## Data for review
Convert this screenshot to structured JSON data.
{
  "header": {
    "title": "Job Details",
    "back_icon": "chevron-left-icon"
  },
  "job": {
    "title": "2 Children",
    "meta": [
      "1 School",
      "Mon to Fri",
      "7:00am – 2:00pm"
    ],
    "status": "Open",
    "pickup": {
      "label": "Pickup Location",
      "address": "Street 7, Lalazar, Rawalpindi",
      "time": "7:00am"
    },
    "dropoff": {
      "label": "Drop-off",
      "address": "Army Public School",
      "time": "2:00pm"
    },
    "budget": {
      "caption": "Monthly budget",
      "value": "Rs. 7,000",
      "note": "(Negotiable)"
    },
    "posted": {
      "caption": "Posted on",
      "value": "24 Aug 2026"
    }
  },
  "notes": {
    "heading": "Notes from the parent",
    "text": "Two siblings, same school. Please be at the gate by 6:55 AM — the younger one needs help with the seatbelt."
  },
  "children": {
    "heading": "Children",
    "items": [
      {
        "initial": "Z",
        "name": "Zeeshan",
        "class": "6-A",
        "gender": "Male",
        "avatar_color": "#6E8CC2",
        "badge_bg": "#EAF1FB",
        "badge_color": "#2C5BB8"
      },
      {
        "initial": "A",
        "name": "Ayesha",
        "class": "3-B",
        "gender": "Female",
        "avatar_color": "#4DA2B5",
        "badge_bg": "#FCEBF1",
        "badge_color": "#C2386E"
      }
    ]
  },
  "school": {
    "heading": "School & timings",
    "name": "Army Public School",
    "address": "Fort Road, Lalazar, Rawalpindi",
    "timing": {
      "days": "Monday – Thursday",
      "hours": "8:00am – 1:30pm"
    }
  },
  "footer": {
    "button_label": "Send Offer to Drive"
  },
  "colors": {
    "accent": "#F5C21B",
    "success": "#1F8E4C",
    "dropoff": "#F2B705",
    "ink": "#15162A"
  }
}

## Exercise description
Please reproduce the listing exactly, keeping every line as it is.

## Final answer
Convert this screenshot to structured JSON data.
{
  "header": {
    "title": "Job Details",
    "back_icon": "chevron-left-icon"
  },
  "job": {
    "title": "2 Children",
    "meta": [
      "1 School",
      "Mon to Fri",
      "7:00am – 2:00pm"
    ],
    "status": "Open",
    "pickup": {
      "label": "Pickup Location",
      "address": "Street 7, Lalazar, Rawalpindi",
      "time": "7:00am"
    },
    "dropoff": {
      "label": "Drop-off",
      "address": "Army Public School",
      "time": "2:00pm"
    },
    "budget": {
      "caption": "Monthly budget",
      "value": "Rs. 7,000",
      "note": "(Negotiable)"
    },
    "posted": {
      "caption": "Posted on",
      "value": "24 Aug 2026"
    }
  },
  "notes": {
    "heading": "Notes from the parent",
    "text": "Two siblings, same school. Please be at the gate by 6:55 AM — the younger one needs help with the seatbelt."
  },
  "children": {
    "heading": "Children",
    "items": [
      {
        "initial": "Z",
        "name": "Zeeshan",
        "class": "6-A",
        "gender": "Male",
        "avatar_color": "#6E8CC2",
        "badge_bg": "#EAF1FB",
        "badge_color": "#2C5BB8"
      },
      {
        "initial": "A",
        "name": "Ayesha",
        "class": "3-B",
        "gender": "Female",
        "avatar_color": "#4DA2B5",
        "badge_bg": "#FCEBF1",
        "badge_color": "#C2386E"
      }
    ]
  },
  "school": {
    "heading": "School & timings",
    "name": "Army Public School",
    "address": "Fort Road, Lalazar, Rawalpindi",
    "timing": {
      "days": "Monday – Thursday",
      "hours": "8:00am – 1:30pm"
    }
  },
  "footer": {
    "button_label": "Send Offer to Drive"
  },
  "colors": {
    "accent": "#F5C21B",
    "success": "#1F8E4C",
    "dropoff": "#F2B705",
    "ink": "#15162A"
  }
}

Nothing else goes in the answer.